▸ **Problem statement**
The answer must be every record below, repeated exactly.

▸ **Source data**
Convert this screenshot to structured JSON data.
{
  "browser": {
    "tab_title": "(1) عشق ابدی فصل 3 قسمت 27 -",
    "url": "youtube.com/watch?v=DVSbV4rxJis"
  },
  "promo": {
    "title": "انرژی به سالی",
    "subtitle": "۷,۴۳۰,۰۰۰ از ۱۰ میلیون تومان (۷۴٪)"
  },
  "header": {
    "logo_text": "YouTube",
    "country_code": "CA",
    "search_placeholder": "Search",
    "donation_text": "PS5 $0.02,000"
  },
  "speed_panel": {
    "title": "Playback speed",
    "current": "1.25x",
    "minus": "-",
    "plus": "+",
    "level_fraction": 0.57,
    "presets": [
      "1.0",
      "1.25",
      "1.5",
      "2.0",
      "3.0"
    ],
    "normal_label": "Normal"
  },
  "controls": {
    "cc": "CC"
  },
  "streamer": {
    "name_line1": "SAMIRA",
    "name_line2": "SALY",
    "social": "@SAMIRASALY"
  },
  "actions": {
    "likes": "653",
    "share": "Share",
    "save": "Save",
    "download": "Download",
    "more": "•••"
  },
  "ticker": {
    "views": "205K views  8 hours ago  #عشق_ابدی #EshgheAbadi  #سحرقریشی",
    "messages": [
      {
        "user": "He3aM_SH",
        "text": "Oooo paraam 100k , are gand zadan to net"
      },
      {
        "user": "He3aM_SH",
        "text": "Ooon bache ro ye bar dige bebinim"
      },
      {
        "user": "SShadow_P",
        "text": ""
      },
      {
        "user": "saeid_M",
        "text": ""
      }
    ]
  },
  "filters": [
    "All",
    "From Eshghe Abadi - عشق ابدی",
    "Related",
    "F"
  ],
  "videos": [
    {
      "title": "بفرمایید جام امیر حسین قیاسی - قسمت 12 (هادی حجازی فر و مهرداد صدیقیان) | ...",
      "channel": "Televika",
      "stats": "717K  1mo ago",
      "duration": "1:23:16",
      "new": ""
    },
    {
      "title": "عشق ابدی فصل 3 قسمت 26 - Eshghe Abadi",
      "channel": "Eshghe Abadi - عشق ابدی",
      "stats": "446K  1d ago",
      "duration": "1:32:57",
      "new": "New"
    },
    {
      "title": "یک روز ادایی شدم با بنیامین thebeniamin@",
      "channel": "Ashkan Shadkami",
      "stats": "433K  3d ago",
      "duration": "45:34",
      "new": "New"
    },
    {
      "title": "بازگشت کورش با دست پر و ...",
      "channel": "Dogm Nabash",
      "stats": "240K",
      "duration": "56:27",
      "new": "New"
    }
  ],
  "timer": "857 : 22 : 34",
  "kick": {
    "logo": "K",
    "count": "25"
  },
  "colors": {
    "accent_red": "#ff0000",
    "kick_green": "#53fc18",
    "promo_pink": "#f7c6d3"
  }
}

▸ **Answer section**
Convert this screenshot to structured JSON data.
{
  "browser": {
    "tab_title": "(1) عشق ابدی فصل 3 قسمت 27 -",
    "url": "youtube.com/watch?v=DVSbV4rxJis"
  },
  "promo": {
    "title": "انرژی به سالی",
    "subtitle": "۷,۴۳۰,۰۰۰ از ۱۰ میلیون تومان (۷۴٪)"
  },
  "header": {
    "logo_text": "YouTube",
    "country_code": "CA",
    "search_placeholder": "Search",
    "donation_text": "PS5 $0.02,000"
  },
  "speed_panel": {
    "title": "Playback speed",
    "current": "1.25x",
    "minus": "-",
    "plus": "+",
    "level_fraction": 0.57,
    "presets": [
      "1.0",
      "1.25",
      "1.5",
      "2.0",
      "3.0"
    ],
    "normal_label": "Normal"
  },
  "controls": {
    "cc": "CC"
  },
  "streamer": {
    "name_line1": "SAMIRA",
    "name_line2": "SALY",
    "social": "@SAMIRASALY"
  },
  "actions": {
    "likes": "653",
    "share": "Share",
    "save": "Save",
    "download": "Download",
    "more": "•••"
  },
  "ticker": {
    "views": "205K views  8 hours ago  #عشق_ابدی #EshgheAbadi  #سحرقریشی",
    "messages": [
      {
        "user": "He3aM_SH",
        "text": "Oooo paraam 100k , are gand zadan to net"
      },
      {
        "user": "He3aM_SH",
        "text": "Ooon bache ro ye bar dige bebinim"
      },
      {
        "user": "SShadow_P",
        "text": ""
      },
      {
        "user": "saeid_M",
        "text": ""
      }
    ]
  },
  "filters": [
    "All",
    "From Eshghe Abadi - عشق ابدی",
    "Related",
    "F"
  ],
  "videos": [
    {
      "title": "بفرمایید جام امیر حسین قیاسی - قسمت 12 (هادی حجازی فر و مهرداد صدیقیان) | ...",
      "channel": "Televika",
      "stats": "717K  1mo ago",
      "duration": "1:23:16",
      "new": ""
    },
    {
      "title": "عشق ابدی فصل 3 قسمت 26 - Eshghe Abadi",
      "channel": "Eshghe Abadi - عشق ابدی",
      "stats": "446K  1d ago",
      "duration": "1:32:57",
      "new": "New"
    },
    {
      "title": "یک روز ادایی شدم با بنیامین thebeniamin@",
      "channel": "Ashkan Shadkami",
      "stats": "433K  3d ago",
      "duration": "45:34",
      "new": "New"
    },
    {
      "title": "بازگشت کورش با دست پر و ...",
      "channel": "Dogm Nabash",
      "stats": "240K",
      "duration": "56:27",
      "new": "New"
    }
  ],
  "timer": "857 : 22 : 34",
  "kick": {
    "logo": "K",
    "count": "25"
  },
  "colors": {
    "accent_red": "#ff0000",
    "kick_green": "#53fc18",
    "promo_pink": "#f7c6d3"
  }
}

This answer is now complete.